The long: I’ll admit, when I first dove into this book, I was thrown by the fact that it is an autobiography written in free verse. (If I had read the description I would’ve have known, but I sort of skipped that part. Silly me.) It took a bit of adjustment at first, since some of the poems were only 1 line long. But after I fell into the groove of how she tells the story of her childhood, through free verse poem, I saw that I couldn’t put it down.
** ‘Once, I saw my
take off her sandals,
stand at the curb
and let the cool water run over her feet.
She was looking up at the tiny piece of sky.
And she was smiling.’ **
Stepping back in time, to an era of civil unrest in our country unlike anything I’ve ever known, and further, learning about what it was like to grow up within that prejudice as a young African-American girl rooted in the south and New York, was simply awe-inspiring. These are the things we are not taught in school, the feelings and emotions that cannot be conveyed through textbooks. I felt like I became a part of Woodson’s family, taking it hard when there was trouble, or with the passing of one of her relatives. The connection I felt to this little brown girl with a learning disability who just wanted to write, despite the fact her teachers saw her as anything but intelligent, is something I will not soon forget. I honestly can’t count the number of times I cried while reading this novel – many times simply because of the beauty of the words she so eloquently put together.
It is no surprise that Ms. Woodson is a winner of multiple awards, and now that I’ve experienced a part of her world, I am forever blessed. I honestly don’t think it’s going too far to say that when you read something written by Jacqueline Woodson, you are reading a work by one of the greatest writers of our generation.
I will have my own daughters read this, as soon as each of them are of age, and it will definitely be at the top of my list to suggest to others, both children and adults. ‘brown girl dreaming’ is an inspiration to all, young and old, from all walks of life.
** ‘But I don’t want to read faster or older or
any way else that might
make the story disappear too quickly from where
inside my brain,
a part of me.
A story I will remember

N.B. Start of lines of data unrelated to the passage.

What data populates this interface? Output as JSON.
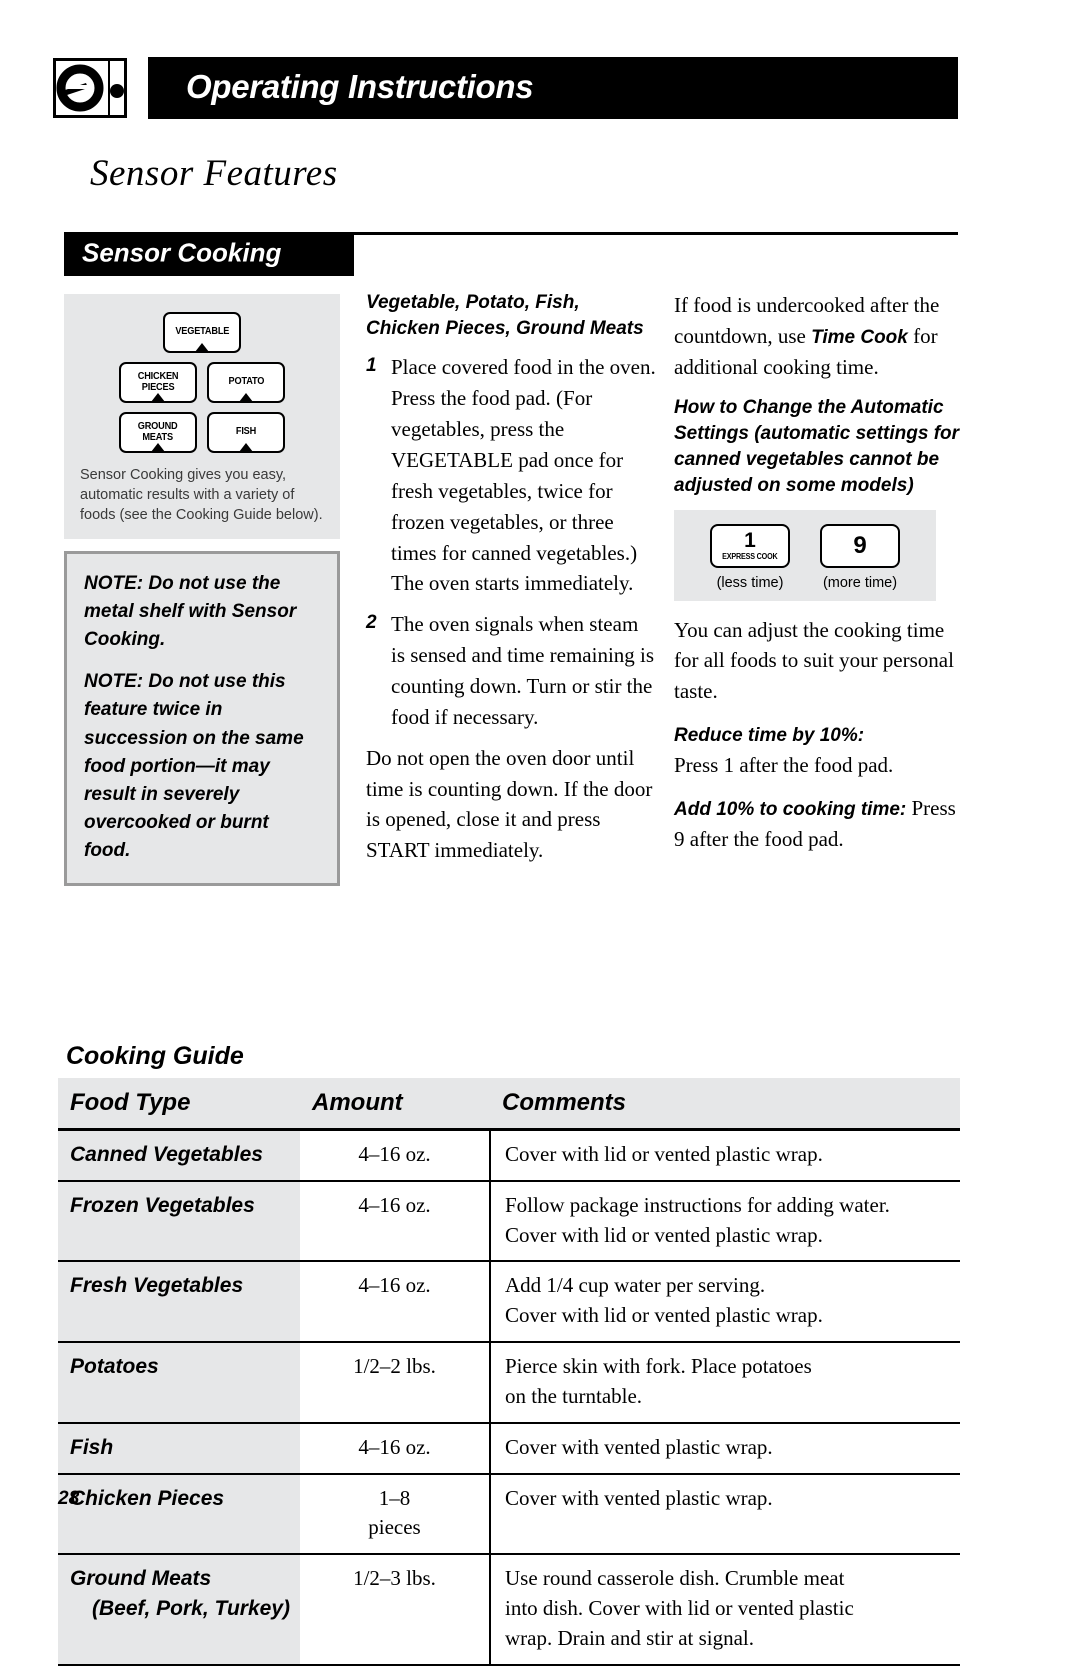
{
  "header": {
    "title": "Operating Instructions",
    "logo_icon": "ge-dial-logo-icon"
  },
  "section": {
    "title": "Sensor Features",
    "band_label": "Sensor Cooking"
  },
  "pad_panel": {
    "pads": [
      {
        "label": "VEGETABLE"
      },
      {
        "label": "CHICKEN\nPIECES"
      },
      {
        "label": "POTATO"
      },
      {
        "label": "GROUND\nMEATS"
      },
      {
        "label": "FISH"
      }
    ],
    "caption": "Sensor Cooking gives you easy, automatic results with a variety of foods (see the Cooking Guide below)."
  },
  "note_box": {
    "note1": "NOTE: Do not use the metal shelf with Sensor Cooking.",
    "note2": "NOTE: Do not use this feature twice in succession on the same food portion—it may result in severely overcooked or burnt food."
  },
  "middle_column": {
    "heading": "Vegetable, Potato, Fish, Chicken Pieces, Ground Meats",
    "step1_num": "1",
    "step1_text": "Place covered food in the oven. Press the food pad. (For vegetables, press the VEGETABLE pad once for fresh vegetables, twice for frozen vegetables, or three times for canned vegetables.) The oven starts immediately.",
    "step2_num": "2",
    "step2_text": "The oven signals when steam is sensed and time remaining is counting down. Turn or stir the food if necessary.",
    "para": "Do not open the oven door until time is counting down. If the door is opened, close it and press START immediately."
  },
  "right_column": {
    "para1_a": "If food is undercooked after the countdown, use ",
    "para1_b": "Time Cook",
    "para1_c": " for additional cooking time.",
    "heading": "How to Change the Automatic Settings (automatic settings for canned vegetables cannot be adjusted on some models)",
    "key_panel": {
      "key1_digit": "1",
      "key1_sub": "EXPRESS COOK",
      "key2_digit": "9",
      "cap_less": "(less time)",
      "cap_more": "(more time)"
    },
    "para2": "You can adjust the cooking time for all foods to suit your personal taste.",
    "reduce_label": "Reduce time by 10%:",
    "reduce_text": "Press 1 after the food pad.",
    "add_label": "Add 10% to cooking time:",
    "add_text": " Press 9 after the food pad."
  },
  "cooking_guide": {
    "title": "Cooking Guide",
    "columns": [
      "Food Type",
      "Amount",
      "Comments"
    ],
    "rows": [
      {
        "food": "Canned Vegetables",
        "food_indent": "",
        "amount": "4–16 oz.",
        "comments": [
          "Cover with lid or vented plastic wrap."
        ]
      },
      {
        "food": "Frozen Vegetables",
        "food_indent": "",
        "amount": "4–16 oz.",
        "comments": [
          "Follow package instructions for adding water.",
          "Cover with lid or vented plastic wrap."
        ]
      },
      {
        "food": "Fresh Vegetables",
        "food_indent": "",
        "amount": "4–16 oz.",
        "comments": [
          "Add 1/4 cup water per serving.",
          "Cover with lid or vented plastic wrap."
        ]
      },
      {
        "food": "Potatoes",
        "food_indent": "",
        "amount": "1/2–2 lbs.",
        "comments": [
          "Pierce skin with fork. Place potatoes",
          "on the turntable."
        ]
      },
      {
        "food": "Fish",
        "food_indent": "",
        "amount": "4–16 oz.",
        "comments": [
          "Cover with vented plastic wrap."
        ]
      },
      {
        "food": "Chicken Pieces",
        "food_indent": "",
        "amount": "1–8\npieces",
        "comments": [
          "Cover with vented plastic wrap.",
          ""
        ]
      },
      {
        "food": "Ground Meats",
        "food_indent": "(Beef, Pork, Turkey)",
        "amount": "1/2–3 lbs.",
        "comments": [
          "Use round casserole dish. Crumble meat",
          "into dish. Cover with lid or vented plastic",
          "wrap. Drain and stir at signal."
        ]
      }
    ]
  },
  "footer": {
    "page_number": "28"
  }
}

long after I’ve read it for the second, third,
tenth, hundredth time.’ **
Well done, Jacqueline Woodson. Thank you for giving us such a precious gift. God bless.
Happy reading, friends.